[Start of section]

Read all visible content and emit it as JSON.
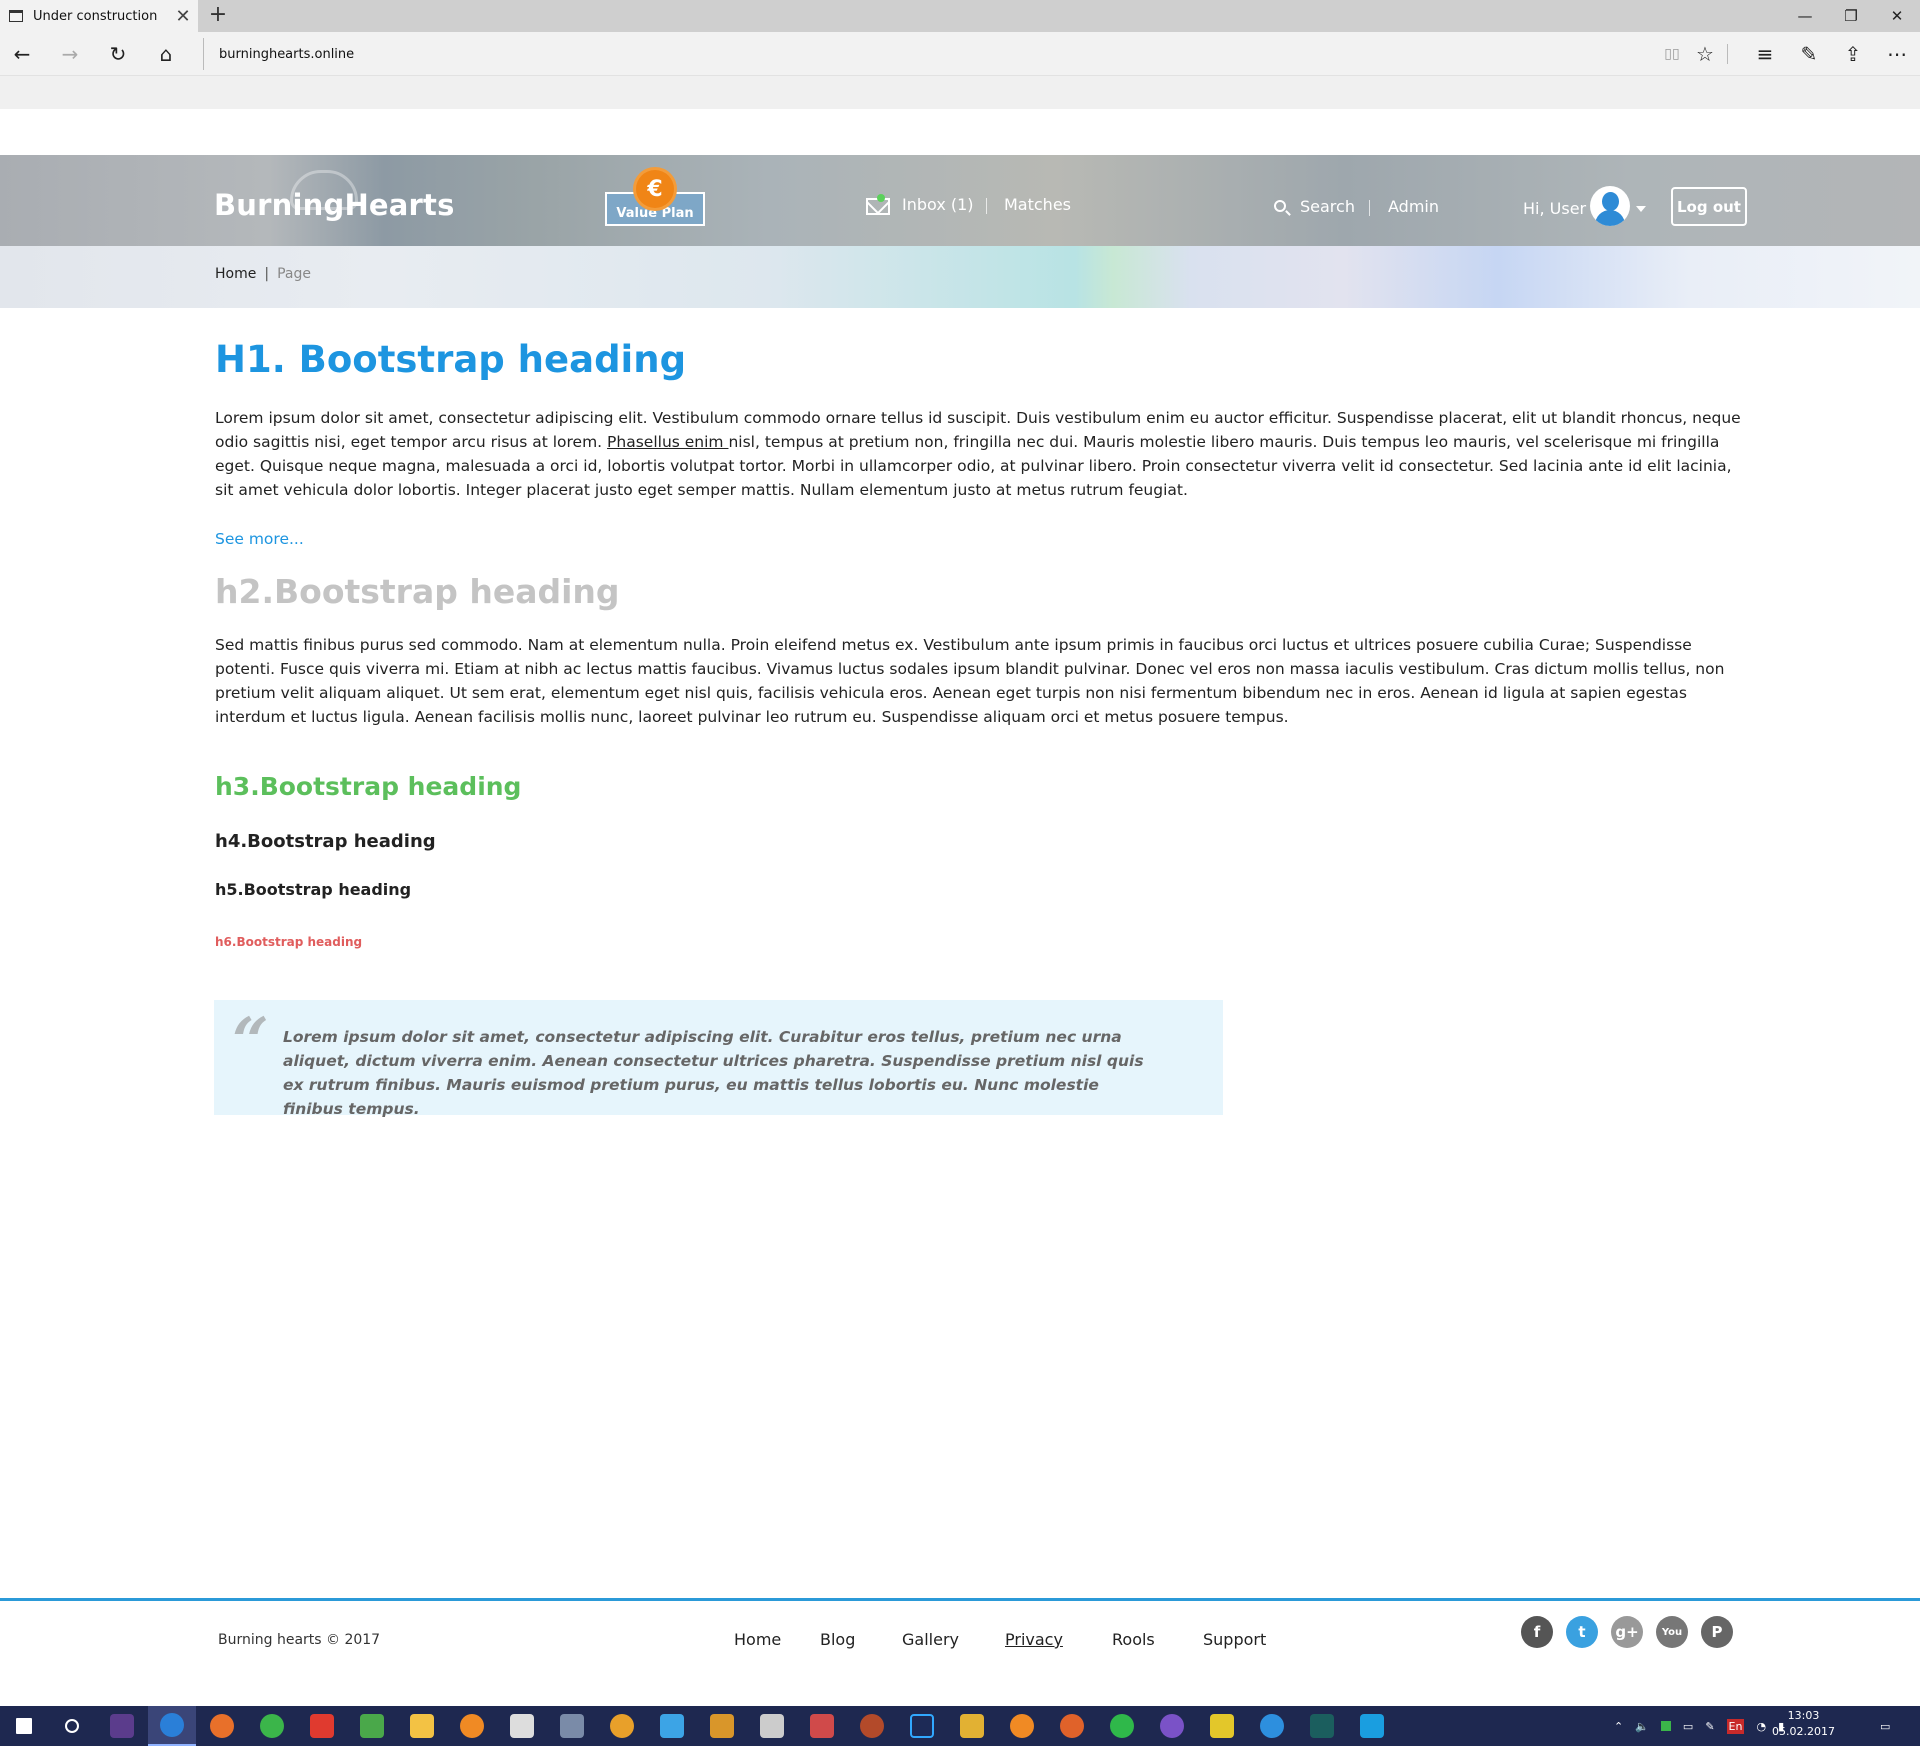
{
  "browser": {
    "tab_title": "Under construction",
    "tab_close": "✕",
    "new_tab": "+",
    "window_controls": {
      "minimize": "—",
      "restore": "❐",
      "close": "✕"
    },
    "url": "burninghearts.online",
    "nav": {
      "back": "←",
      "forward": "→",
      "refresh": "↻",
      "home": "⌂"
    },
    "toolbar": {
      "reading": "▯▯",
      "favorite": "☆",
      "hub": "≡",
      "notes": "✎",
      "share": "⇪",
      "more": "⋯"
    }
  },
  "header": {
    "logo": "BurningHearts",
    "value_plan": {
      "label": "Value Plan",
      "badge": "€"
    },
    "inbox": "Inbox (1)",
    "matches": "Matches",
    "search": "Search",
    "admin": "Admin",
    "greeting": "Hi, User",
    "logout": "Log out"
  },
  "breadcrumb": {
    "home": "Home",
    "separator": "|",
    "current": "Page"
  },
  "main": {
    "h1": "H1. Bootstrap heading",
    "para1_before": "Lorem ipsum dolor sit amet, consectetur adipiscing elit. Vestibulum commodo ornare tellus id suscipit. Duis vestibulum enim eu auctor efficitur. Suspendisse placerat, elit ut blandit rhoncus, neque odio sagittis nisi, eget tempor arcu risus at lorem. ",
    "para1_link": "Phasellus enim ",
    "para1_after": "nisl, tempus at pretium non, fringilla nec dui. Mauris molestie libero mauris. Duis tempus leo mauris, vel scelerisque mi fringilla eget. Quisque neque magna, malesuada a orci id, lobortis volutpat tortor. Morbi in ullamcorper odio, at pulvinar libero. Proin consectetur viverra velit id consectetur. Sed lacinia ante id elit lacinia, sit amet vehicula dolor lobortis. Integer placerat justo eget semper mattis. Nullam elementum justo at metus rutrum feugiat.",
    "see_more": "See more...",
    "h2": "h2.Bootstrap heading",
    "para2": "Sed mattis finibus purus sed commodo. Nam at elementum nulla. Proin eleifend metus ex. Vestibulum ante ipsum primis in faucibus orci luctus et ultrices posuere cubilia Curae; Suspendisse potenti. Fusce quis viverra mi. Etiam at nibh ac lectus mattis faucibus. Vivamus luctus sodales ipsum blandit pulvinar. Donec vel eros non massa iaculis vestibulum. Cras dictum mollis tellus, non pretium velit aliquam aliquet. Ut sem erat, elementum eget nisl quis, facilisis vehicula eros. Aenean eget turpis non nisi fermentum bibendum nec in eros. Aenean id ligula at sapien egestas interdum et luctus ligula. Aenean facilisis mollis nunc, laoreet pulvinar leo rutrum eu. Suspendisse aliquam orci et metus posuere tempus.",
    "h3": "h3.Bootstrap heading",
    "h4": "h4.Bootstrap heading",
    "h5": "h5.Bootstrap heading",
    "h6": "h6.Bootstrap heading",
    "quote_mark": "“",
    "quote": "Lorem ipsum dolor sit amet, consectetur adipiscing elit. Curabitur eros tellus, pretium nec urna aliquet, dictum viverra enim. Aenean consectetur ultrices pharetra. Suspendisse pretium nisl quis ex rutrum finibus. Mauris euismod pretium purus, eu mattis tellus lobortis eu. Nunc molestie finibus tempus."
  },
  "footer": {
    "copyright": "Burning hearts © 2017",
    "links": [
      "Home",
      "Blog",
      "Gallery",
      "Privacy",
      "Rools",
      "Support"
    ],
    "social": [
      {
        "name": "facebook-icon",
        "glyph": "f",
        "color": "#555555"
      },
      {
        "name": "twitter-icon",
        "glyph": "t",
        "color": "#3aa1e0"
      },
      {
        "name": "google-plus-icon",
        "glyph": "g+",
        "color": "#999999"
      },
      {
        "name": "youtube-icon",
        "glyph": "You",
        "color": "#777777"
      },
      {
        "name": "pinterest-icon",
        "glyph": "P",
        "color": "#666666"
      }
    ]
  },
  "taskbar": {
    "time": "13:03",
    "date": "05.02.2017",
    "lang": "En",
    "colors": {
      "accent": "#1d95e0",
      "h3_green": "#5cbf5c",
      "h6_red": "#e05d5d",
      "footer_line": "#2b9ad8"
    }
  }
}
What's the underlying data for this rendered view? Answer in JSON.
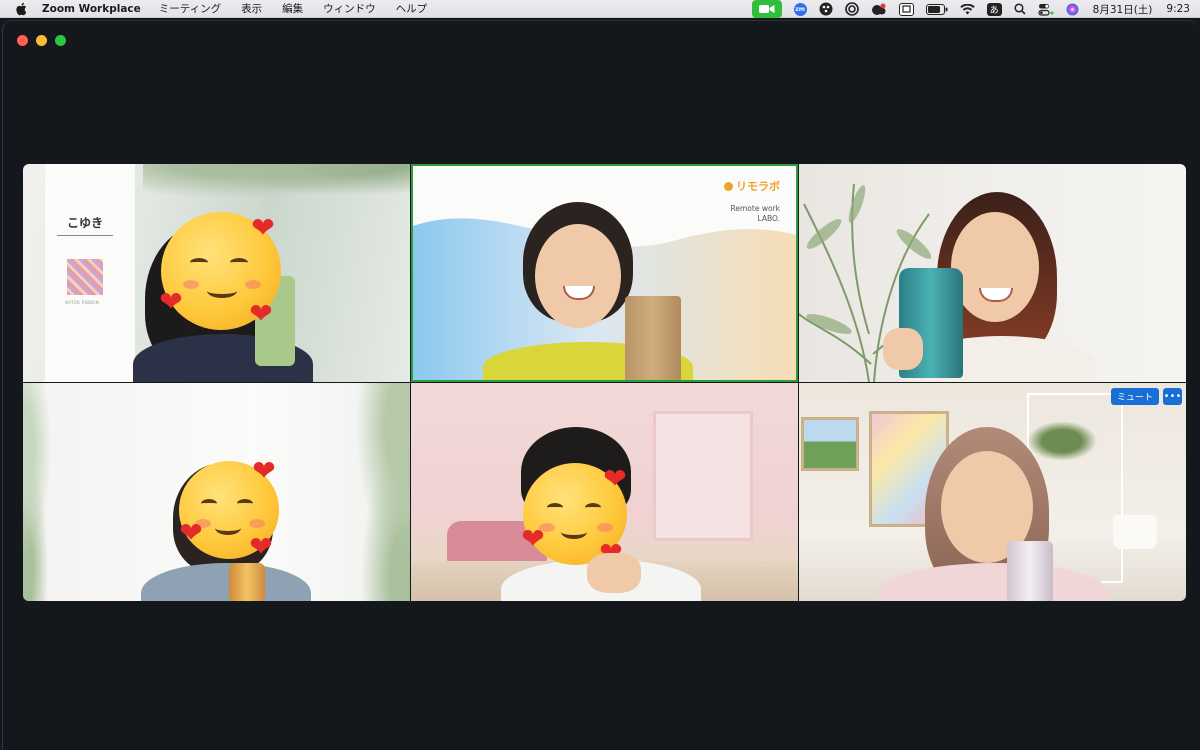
{
  "menubar": {
    "app_name": "Zoom Workplace",
    "items": [
      "ミーティング",
      "表示",
      "編集",
      "ウィンドウ",
      "ヘルプ"
    ],
    "input_method": "あ",
    "date": "8月31日(土)",
    "time": "9:23",
    "zoom_badge": "zm"
  },
  "tiles": [
    {
      "sign_name": "こゆき",
      "sign_caption": "NATOK RIBBON"
    },
    {
      "brand_name": "リモラボ",
      "brand_sub_line1": "Remote work",
      "brand_sub_line2": "LABO."
    },
    {},
    {},
    {},
    {
      "mute_label": "ミュート",
      "more_label": "•••"
    }
  ],
  "colors": {
    "active_speaker_border": "#2d9c3c",
    "mute_button": "#1a6fd6",
    "brand_orange": "#f0a32a",
    "video_indicator": "#2fbf3a"
  }
}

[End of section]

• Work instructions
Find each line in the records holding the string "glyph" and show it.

• Answer for the task
        "glyph": "f",
        "glyph": "t",
        "glyph": "g+",
        "glyph": "You",
        "glyph": "P",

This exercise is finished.